- _Problem_: The expected result is every entry, retyped character for character.

──────── Input records

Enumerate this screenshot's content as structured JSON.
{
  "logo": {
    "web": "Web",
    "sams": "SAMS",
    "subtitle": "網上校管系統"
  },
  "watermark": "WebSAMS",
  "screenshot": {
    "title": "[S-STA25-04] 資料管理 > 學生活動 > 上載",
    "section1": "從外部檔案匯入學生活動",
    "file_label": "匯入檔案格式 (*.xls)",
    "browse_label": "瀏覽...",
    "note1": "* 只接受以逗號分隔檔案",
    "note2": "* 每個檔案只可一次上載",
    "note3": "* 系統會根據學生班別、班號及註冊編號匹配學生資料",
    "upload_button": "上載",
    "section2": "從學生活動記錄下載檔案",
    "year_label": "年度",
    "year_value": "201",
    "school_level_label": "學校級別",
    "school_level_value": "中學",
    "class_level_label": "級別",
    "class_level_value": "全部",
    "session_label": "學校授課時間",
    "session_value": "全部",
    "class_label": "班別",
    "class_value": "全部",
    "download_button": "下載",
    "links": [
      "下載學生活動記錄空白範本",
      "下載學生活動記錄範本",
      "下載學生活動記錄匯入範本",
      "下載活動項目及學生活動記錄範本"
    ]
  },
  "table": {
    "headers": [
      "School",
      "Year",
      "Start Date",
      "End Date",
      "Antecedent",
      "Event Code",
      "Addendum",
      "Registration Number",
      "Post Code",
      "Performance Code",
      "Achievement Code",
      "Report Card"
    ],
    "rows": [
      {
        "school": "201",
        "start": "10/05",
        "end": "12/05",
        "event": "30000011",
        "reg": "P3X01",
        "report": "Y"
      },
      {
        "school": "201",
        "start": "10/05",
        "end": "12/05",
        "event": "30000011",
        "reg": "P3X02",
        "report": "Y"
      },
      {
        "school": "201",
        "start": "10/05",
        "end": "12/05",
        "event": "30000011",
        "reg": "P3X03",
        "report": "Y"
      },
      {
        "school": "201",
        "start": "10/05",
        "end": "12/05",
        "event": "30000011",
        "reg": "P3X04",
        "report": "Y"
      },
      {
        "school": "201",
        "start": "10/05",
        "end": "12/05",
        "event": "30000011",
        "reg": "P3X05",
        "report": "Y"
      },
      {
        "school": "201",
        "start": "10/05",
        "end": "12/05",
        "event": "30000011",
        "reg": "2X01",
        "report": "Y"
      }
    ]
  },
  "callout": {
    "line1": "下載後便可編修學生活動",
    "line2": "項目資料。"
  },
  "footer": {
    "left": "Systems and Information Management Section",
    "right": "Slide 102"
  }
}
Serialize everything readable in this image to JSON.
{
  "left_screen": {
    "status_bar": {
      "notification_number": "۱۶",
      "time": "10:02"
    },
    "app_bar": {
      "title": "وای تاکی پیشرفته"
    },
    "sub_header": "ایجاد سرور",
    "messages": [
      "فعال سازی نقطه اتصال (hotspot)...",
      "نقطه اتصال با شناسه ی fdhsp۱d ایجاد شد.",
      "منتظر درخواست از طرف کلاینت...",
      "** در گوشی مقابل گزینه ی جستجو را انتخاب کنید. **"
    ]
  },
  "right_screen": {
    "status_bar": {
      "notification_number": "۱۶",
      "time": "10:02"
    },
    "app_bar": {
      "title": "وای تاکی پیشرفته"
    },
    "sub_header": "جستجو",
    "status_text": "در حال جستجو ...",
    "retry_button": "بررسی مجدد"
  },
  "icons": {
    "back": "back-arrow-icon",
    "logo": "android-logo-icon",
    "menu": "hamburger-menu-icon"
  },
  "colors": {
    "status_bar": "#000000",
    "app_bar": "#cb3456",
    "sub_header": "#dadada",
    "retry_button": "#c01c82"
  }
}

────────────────

- _Solution for this problem_:
Enumerate this screenshot's content as structured JSON.
{
  "logo": {
    "web": "Web",
    "sams": "SAMS",
    "subtitle": "網上校管系統"
  },
  "watermark": "WebSAMS",
  "screenshot": {
    "title": "[S-STA25-04] 資料管理 > 學生活動 > 上載",
    "section1": "從外部檔案匯入學生活動",
    "file_label": "匯入檔案格式 (*.xls)",
    "browse_label": "瀏覽...",
    "note1": "* 只接受以逗號分隔檔案",
    "note2": "* 每個檔案只可一次上載",
    "note3": "* 系統會根據學生班別、班號及註冊編號匹配學生資料",
    "upload_button": "上載",
    "section2": "從學生活動記錄下載檔案",
    "year_label": "年度",
    "year_value": "201",
    "school_level_label": "學校級別",
    "school_level_value": "中學",
    "class_level_label": "級別",
    "class_level_value": "全部",
    "session_label": "學校授課時間",
    "session_value": "全部",
    "class_label": "班別",
    "class_value": "全部",
    "download_button": "下載",
    "links": [
      "下載學生活動記錄空白範本",
      "下載學生活動記錄範本",
      "下載學生活動記錄匯入範本",
      "下載活動項目及學生活動記錄範本"
    ]
  },
  "table": {
    "headers": [
      "School",
      "Year",
      "Start Date",
      "End Date",
      "Antecedent",
      "Event Code",
      "Addendum",
      "Registration Number",
      "Post Code",
      "Performance Code",
      "Achievement Code",
      "Report Card"
    ],
    "rows": [
      {
        "school": "201",
        "start": "10/05",
        "end": "12/05",
        "event": "30000011",
        "reg": "P3X01",
        "report": "Y"
      },
      {
        "school": "201",
        "start": "10/05",
        "end": "12/05",
        "event": "30000011",
        "reg": "P3X02",
        "report": "Y"
      },
      {
        "school": "201",
        "start": "10/05",
        "end": "12/05",
        "event": "30000011",
        "reg": "P3X03",
        "report": "Y"
      },
      {
        "school": "201",
        "start": "10/05",
        "end": "12/05",
        "event": "30000011",
        "reg": "P3X04",
        "report": "Y"
      },
      {
        "school": "201",
        "start": "10/05",
        "end": "12/05",
        "event": "30000011",
        "reg": "P3X05",
        "report": "Y"
      },
      {
        "school": "201",
        "start": "10/05",
        "end": "12/05",
        "event": "30000011",
        "reg": "2X01",
        "report": "Y"
      }
    ]
  },
  "callout": {
    "line1": "下載後便可編修學生活動",
    "line2": "項目資料。"
  },
  "footer": {
    "left": "Systems and Information Management Section",
    "right": "Slide 102"
  }
}
Serialize everything readable in this image to JSON.
{
  "left_screen": {
    "status_bar": {
      "notification_number": "۱۶",
      "time": "10:02"
    },
    "app_bar": {
      "title": "وای تاکی پیشرفته"
    },
    "sub_header": "ایجاد سرور",
    "messages": [
      "فعال سازی نقطه اتصال (hotspot)...",
      "نقطه اتصال با شناسه ی fdhsp۱d ایجاد شد.",
      "منتظر درخواست از طرف کلاینت...",
      "** در گوشی مقابل گزینه ی جستجو را انتخاب کنید. **"
    ]
  },
  "right_screen": {
    "status_bar": {
      "notification_number": "۱۶",
      "time": "10:02"
    },
    "app_bar": {
      "title": "وای تاکی پیشرفته"
    },
    "sub_header": "جستجو",
    "status_text": "در حال جستجو ...",
    "retry_button": "بررسی مجدد"
  },
  "icons": {
    "back": "back-arrow-icon",
    "logo": "android-logo-icon",
    "menu": "hamburger-menu-icon"
  },
  "colors": {
    "status_bar": "#000000",
    "app_bar": "#cb3456",
    "sub_header": "#dadada",
    "retry_button": "#c01c82"
  }
}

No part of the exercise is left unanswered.